I'm learning. I hope to always be learning. Currently I'm learning how to incorporate social media into my job as an assignment editor. I truly believe mainstream media will evolve to incorporate and utilize social media. So I jumped right into the action.

If you've been following me on Twitter, @MistyMontano, you know how I've been using Twitter as a journalist. I function between my account and the station's, @cbs4denver, to engage in conversations about stories, to share what it's like to work on the news desk, to provide openess by tweeting during the editorial meetings. The station started tweeting the editorial meetings weeks ago and daily more tweople are joining in the conversation. Soon I will help coach social media sessions for station employees who want to learn and/or get involved. I'm sure the station will continue to evolve.

In my efforts to learn I've talked on the phone with or met with tweople in real life to discuss what I'm doing and to see how they're using social media, mainly Twitter. Rob McNealy, @RobMcNealy, told me he doesn't trust people who don't use their names or those who use nicknames. He advised me I should change my Twitter handle, which was @MsMistyJ at the time. He then told me if I blog, I should have my own domain name. We discussed quite a bit that left me thinking for days. (Thanks Rob!)

I thought about what he said about not trusting those who don't use their full names. Within hours of our meeting I changed my Twitter handle to @MistyMontano. My journalistic goal in using social media is to bring transparency, openess to the media. What Rob said made perfect sense. If I'm going to ask those whom I interact with on any social media platform to trust me, I should use my full name. Shakespeare had this figured out long ago when Juliet said,
"What's in a name? That which we call a rose
By any other name would smell as sweet."

Then I meandered through what Rob said about having my own domain where I could share my blog(s). My thoughts often run in tangents, so from thinking of our conversation I moved to bios of reporters and anchors on the station's website. I"m not a public figure like my coworkers, but I now have a voice I didn't have before.

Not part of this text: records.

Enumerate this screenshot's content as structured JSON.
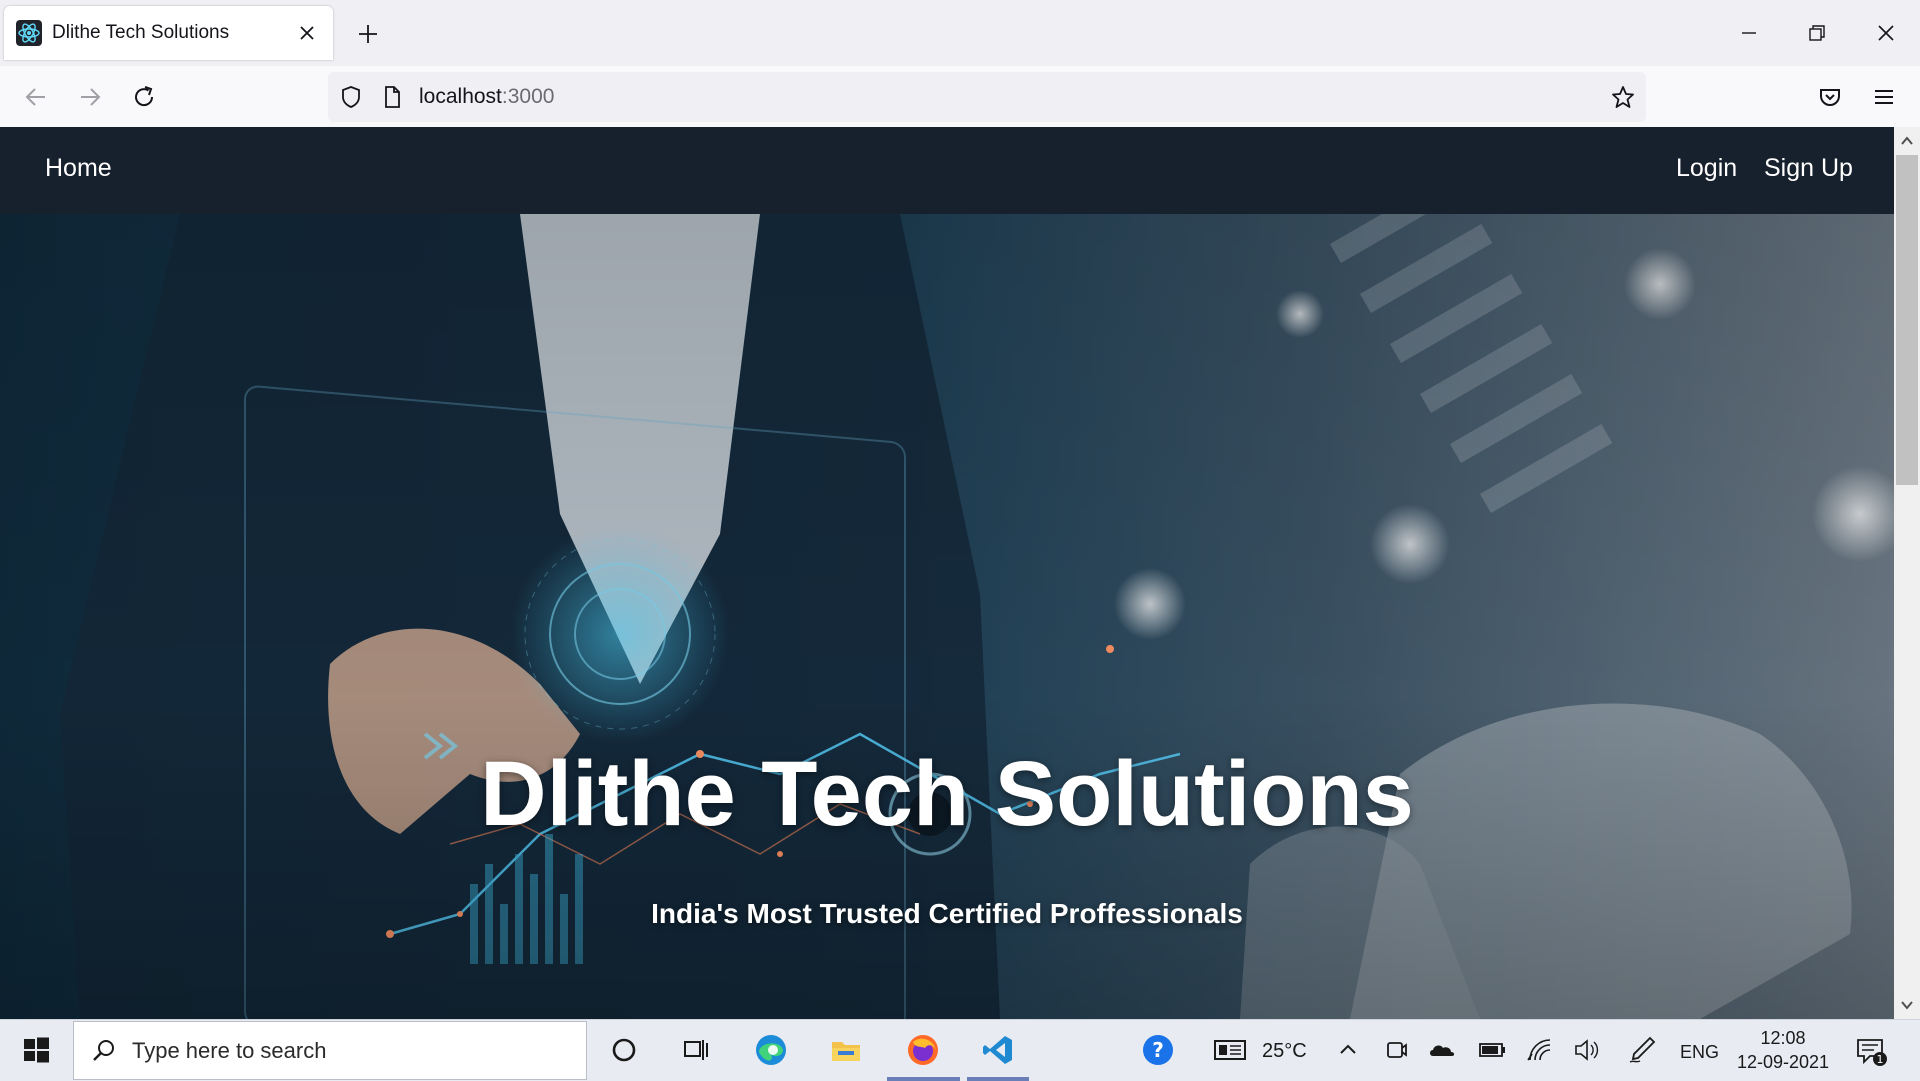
{
  "browser": {
    "tab_title": "Dlithe Tech Solutions",
    "url_host": "localhost",
    "url_port": ":3000"
  },
  "site": {
    "nav": {
      "home": "Home",
      "login": "Login",
      "signup": "Sign Up"
    },
    "hero": {
      "title": "Dlithe Tech Solutions",
      "subtitle": "India's Most Trusted Certified Proffessionals"
    }
  },
  "taskbar": {
    "search_placeholder": "Type here to search",
    "weather": "25°C",
    "language": "ENG",
    "time": "12:08",
    "date": "12-09-2021",
    "notification_count": "1"
  },
  "colors": {
    "site_nav_bg": "#17202d",
    "accent_blue": "#0a84ff"
  }
}
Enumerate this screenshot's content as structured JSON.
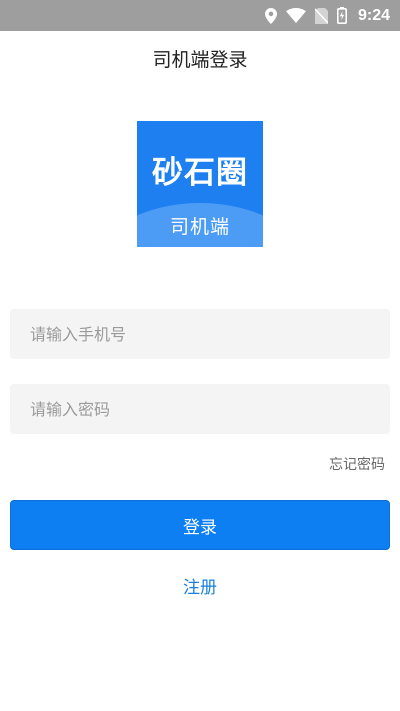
{
  "status_bar": {
    "time": "9:24",
    "icons": [
      "location-icon",
      "wifi-icon",
      "no-sim-icon",
      "battery-charging-icon"
    ]
  },
  "header": {
    "title": "司机端登录"
  },
  "logo": {
    "main_text": "砂石圈",
    "sub_text": "司机端"
  },
  "form": {
    "phone_placeholder": "请输入手机号",
    "phone_value": "",
    "password_placeholder": "请输入密码",
    "password_value": "",
    "forgot_label": "忘记密码",
    "login_label": "登录",
    "register_label": "注册"
  },
  "colors": {
    "status_bar": "#9e9e9e",
    "primary": "#0d7ff2",
    "logo_bg": "#1d7ff0",
    "input_bg": "#f4f4f4",
    "link": "#1a7fe0"
  }
}
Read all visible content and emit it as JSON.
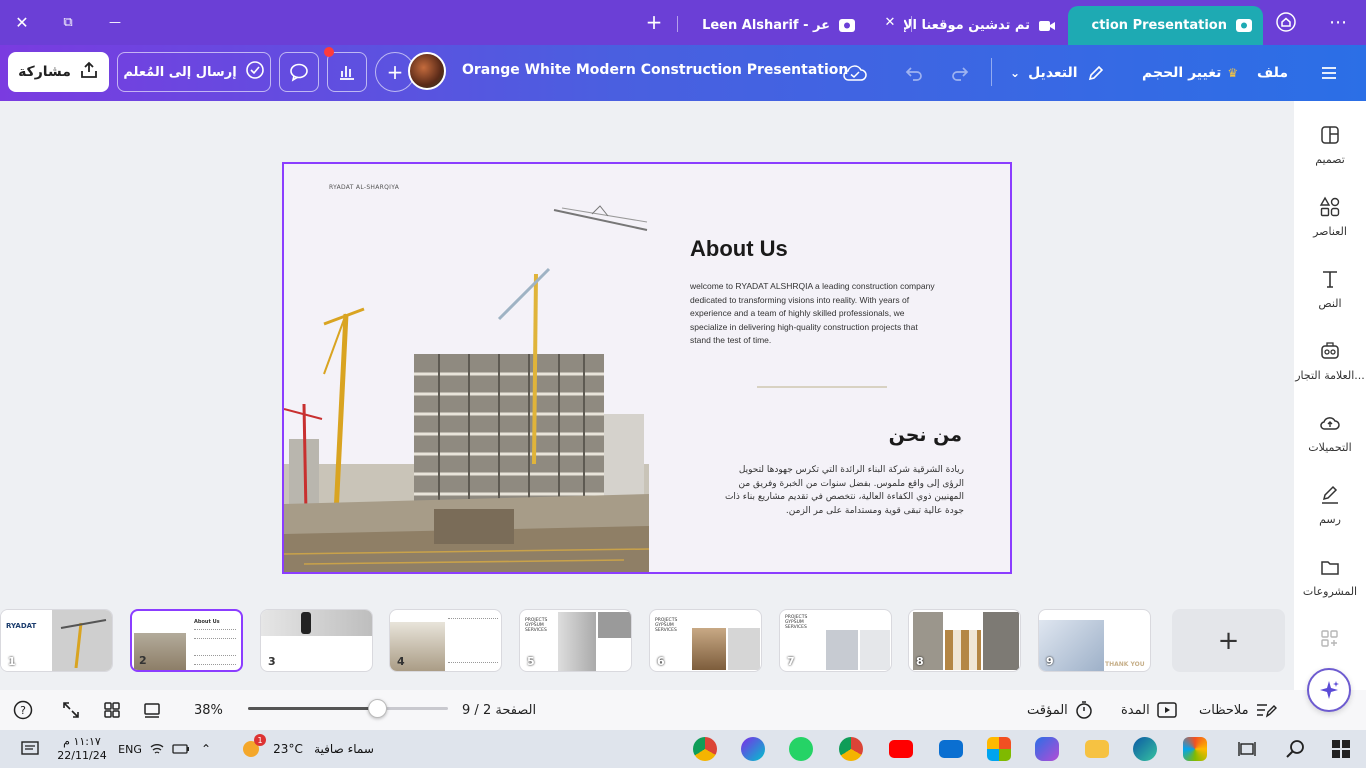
{
  "browser": {
    "tabs": [
      {
        "title": "ction Presentation",
        "active": true
      },
      {
        "title": "تم تدشين موقعنا الإلكـ",
        "active": false
      },
      {
        "title": "Leen Alsharif - عر",
        "active": false
      }
    ],
    "new_tab": "+",
    "more": "⋯",
    "close_window": "✕",
    "restore": "⧉",
    "minimize": "—"
  },
  "toolbar": {
    "share_label": "مشاركة",
    "send_label": "إرسال إلى المُعلم",
    "doc_title": "Orange White Modern Construction Presentation",
    "edit_label": "التعديل",
    "resize_label": "تغيير الحجم",
    "file_label": "ملف",
    "add_label": "+"
  },
  "sidebar": {
    "items": [
      {
        "label": "تصميم",
        "icon": "layout-icon"
      },
      {
        "label": "العناصر",
        "icon": "elements-icon"
      },
      {
        "label": "النص",
        "icon": "text-icon"
      },
      {
        "label": "العلامة التجار...",
        "icon": "brand-icon"
      },
      {
        "label": "التحميلات",
        "icon": "upload-icon"
      },
      {
        "label": "رسم",
        "icon": "draw-icon"
      },
      {
        "label": "المشروعات",
        "icon": "folder-icon"
      }
    ]
  },
  "slide": {
    "brand": "RYADAT AL-SHARQIYA",
    "title_en": "About Us",
    "body_en": "welcome  to RYADAT ALSHRQIA a leading construction company dedicated to transforming visions into reality. With years of experience and a team of highly skilled professionals, we specialize in delivering high-quality construction projects that stand the test of time.",
    "title_ar": "من نحن",
    "body_ar": "ريادة الشرقية شركة البناء الرائدة التي تكرس جهودها لتحويل الرؤى إلى واقع ملموس. بفضل سنوات من الخبرة وفريق من المهنيين ذوي الكفاءة العالية، نتخصص في تقديم مشاريع بناء ذات جودة عالية تبقى قوية ومستدامة على مر الزمن."
  },
  "thumbnails": [
    {
      "num": "1",
      "text": "RYADAT"
    },
    {
      "num": "2",
      "text": "About Us"
    },
    {
      "num": "3",
      "text": ""
    },
    {
      "num": "4",
      "text": ""
    },
    {
      "num": "5",
      "text": "PROJECTS GYPSUM SERVICES"
    },
    {
      "num": "6",
      "text": "PROJECTS GYPSUM SERVICES"
    },
    {
      "num": "7",
      "text": "PROJECTS GYPSUM SERVICES"
    },
    {
      "num": "8",
      "text": ""
    },
    {
      "num": "9",
      "text": "THANK YOU"
    }
  ],
  "bottombar": {
    "zoom": "38%",
    "zoom_level": 0.38,
    "page": "الصفحة 2 / 9",
    "duration": "المدة",
    "timer": "المؤقت",
    "notes": "ملاحظات",
    "help": "?"
  },
  "taskbar": {
    "time": "١١:١٧ م",
    "date": "22/11/24",
    "lang": "ENG",
    "weather_temp": "23°C",
    "weather_desc": "سماء صافية",
    "badge": "1"
  },
  "colors": {
    "tabbar": "#6b3fd6",
    "active_tab": "#1eaab3",
    "accent": "#8b3dff",
    "slide_bg": "#f4f2f8"
  }
}
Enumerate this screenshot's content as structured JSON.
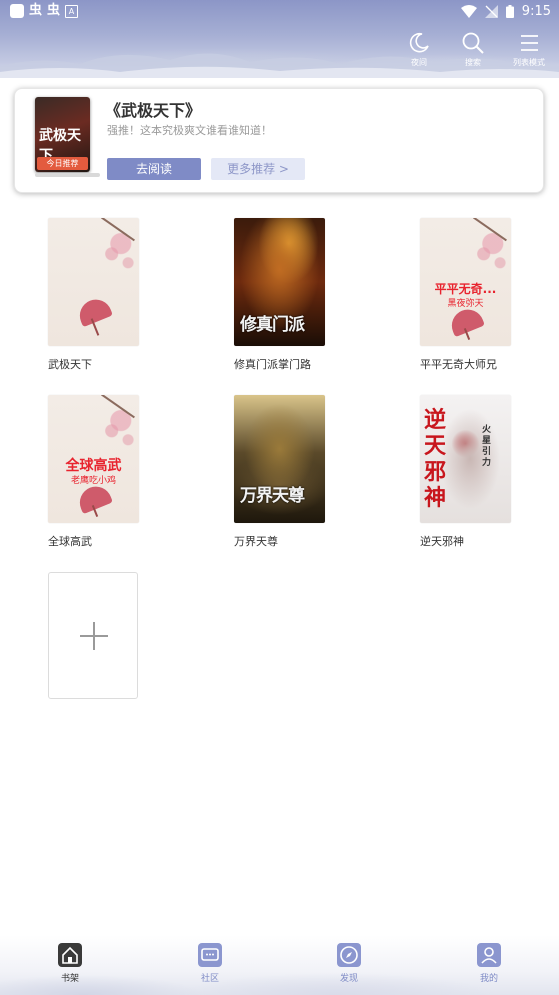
{
  "status_bar": {
    "left_glyph_1": "虫",
    "left_glyph_2": "虫",
    "left_box": "A",
    "time": "9:15"
  },
  "header": {
    "actions": [
      {
        "label": "夜间",
        "icon": "moon-icon"
      },
      {
        "label": "搜索",
        "icon": "search-icon"
      },
      {
        "label": "列表模式",
        "icon": "list-icon"
      }
    ]
  },
  "recommendation": {
    "title": "《武极天下》",
    "subtitle": "强推！这本究极爽文谁看谁知道！",
    "cover_title": "武极天下",
    "ribbon": "今日推荐",
    "read_button": "去阅读",
    "more_button": "更多推荐 >"
  },
  "books": [
    {
      "title": "武极天下",
      "cover_text": "",
      "cover_sub": ""
    },
    {
      "title": "修真门派掌门路",
      "cover_text": "修真门派",
      "cover_sub": ""
    },
    {
      "title": "平平无奇大师兄",
      "cover_text": "平平无奇...",
      "cover_sub": "黑夜弥天"
    },
    {
      "title": "全球高武",
      "cover_text": "全球高武",
      "cover_sub": "老鹰吃小鸡"
    },
    {
      "title": "万界天尊",
      "cover_text": "万界天尊",
      "cover_sub": ""
    },
    {
      "title": "逆天邪神",
      "cover_text": "逆天邪神",
      "cover_sub": "火星引力"
    }
  ],
  "add_tile": {
    "icon": "plus-icon"
  },
  "bottom_nav": [
    {
      "label": "书架",
      "icon": "bookshelf-icon",
      "active": true
    },
    {
      "label": "社区",
      "icon": "community-icon",
      "active": false
    },
    {
      "label": "发现",
      "icon": "compass-icon",
      "active": false
    },
    {
      "label": "我的",
      "icon": "profile-icon",
      "active": false
    }
  ],
  "colors": {
    "accent": "#7f8bc6",
    "accent_light": "#e4e8f6",
    "cover_red": "#e8232e"
  }
}
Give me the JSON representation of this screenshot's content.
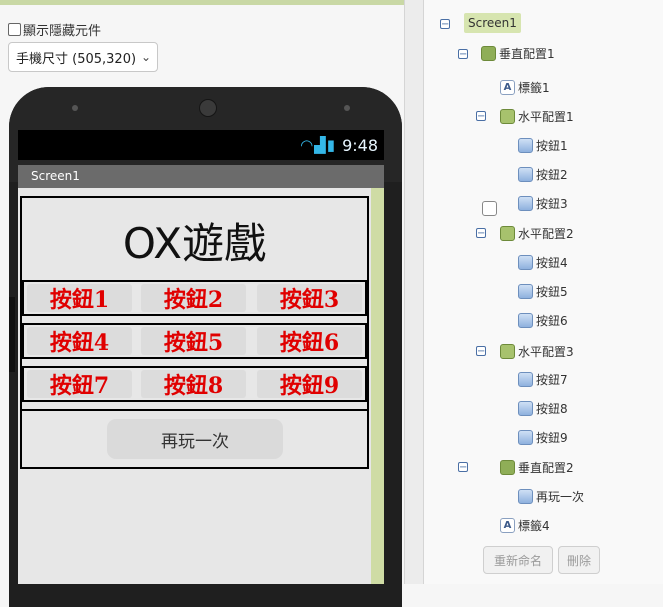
{
  "viewer": {
    "hidden_checkbox_label": "顯示隱藏元件",
    "size_select": "手機尺寸 (505,320)"
  },
  "phone": {
    "status_time": "9:48",
    "screen_title": "Screen1"
  },
  "app": {
    "title_label": "OX遊戲",
    "rows": [
      [
        "按鈕1",
        "按鈕2",
        "按鈕3"
      ],
      [
        "按鈕4",
        "按鈕5",
        "按鈕6"
      ],
      [
        "按鈕7",
        "按鈕8",
        "按鈕9"
      ]
    ],
    "play_again": "再玩一次"
  },
  "tree": {
    "screen": "Screen1",
    "vert1": "垂直配置1",
    "label1": "標籤1",
    "horz1": "水平配置1",
    "b1": "按鈕1",
    "b2": "按鈕2",
    "b3": "按鈕3",
    "horz2": "水平配置2",
    "b4": "按鈕4",
    "b5": "按鈕5",
    "b6": "按鈕6",
    "horz3": "水平配置3",
    "b7": "按鈕7",
    "b8": "按鈕8",
    "b9": "按鈕9",
    "vert2": "垂直配置2",
    "again": "再玩一次",
    "label4": "標籤4"
  },
  "actions": {
    "rename": "重新命名",
    "delete": "刪除"
  }
}
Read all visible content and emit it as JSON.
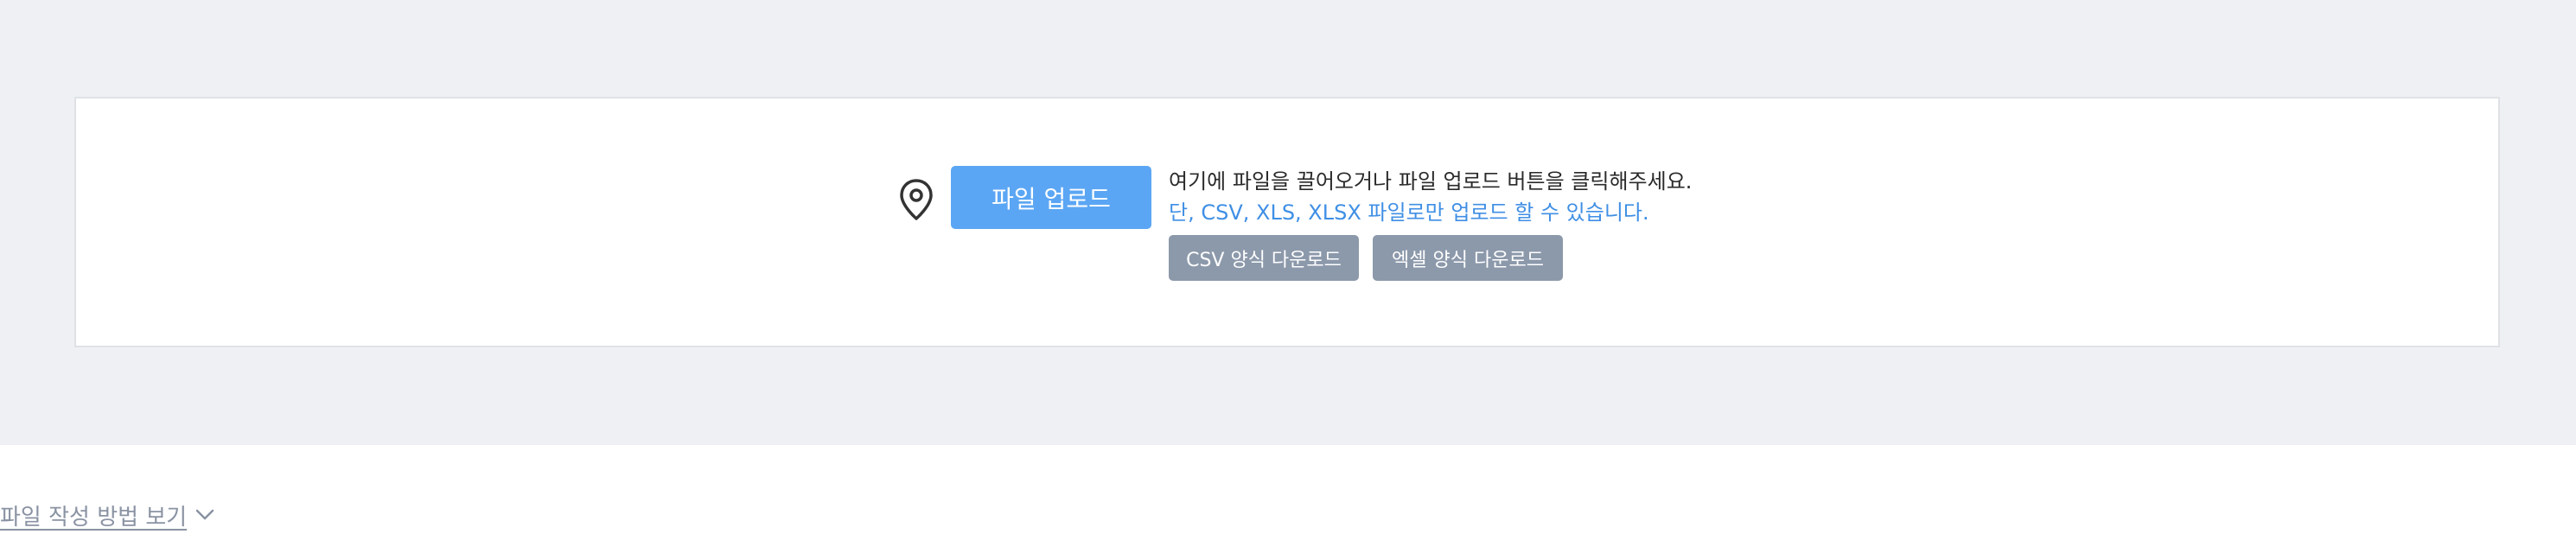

It then made sense for me to have my own domain where I could post a bio and host blogs, or anything else I want.

I created www.MistyMontano.com a few days later. Soon after I was contacted by the Mile High Social Media Club and asked if I would be a panelist in an upcoming seminar on social media in PR and the Media. I was asked for a bio. What do you know? I had my own domain sitting empty, so I posted a bio for the organization to use.

Then I looked at my blog, On the News Desk, and decided to move it to my domain. Boy was that disasterous and I'm sure I've lost most, if not all, my followers! Eventually I gave up the fight in trying to make my own blog roll in my website and just linked On the News Desk to my website. In verifying the website and setting up tracking, I also decided to change the domain name of On the News Desk to incorporate my name as well. Now I'm sure if I had any followers left, they've all left running in frustraion!

Next I looked at my blog and saw two distinct topics, adventure stories from the news desk and posts on social media/twitter. I decided to create a second blog, Where mainstream media and social media combine, where I will post my thoughts on social media in mainstream media.

My website is simple. (Mainly because I'm not a website designer! HA!) I'm viewing it as my own watering hole; a place where people who want to know more about me can find it. Why? In trying to achieve openess as a journalist, if I'm going to have this new found voice, people should be able to easily find out who is sharing news adventures with them.

In the end, I guess I'm branding myself, but as what? I can't name it. How about evolving journalist?

And, I admit there's a little vanity and excitement in this for me too.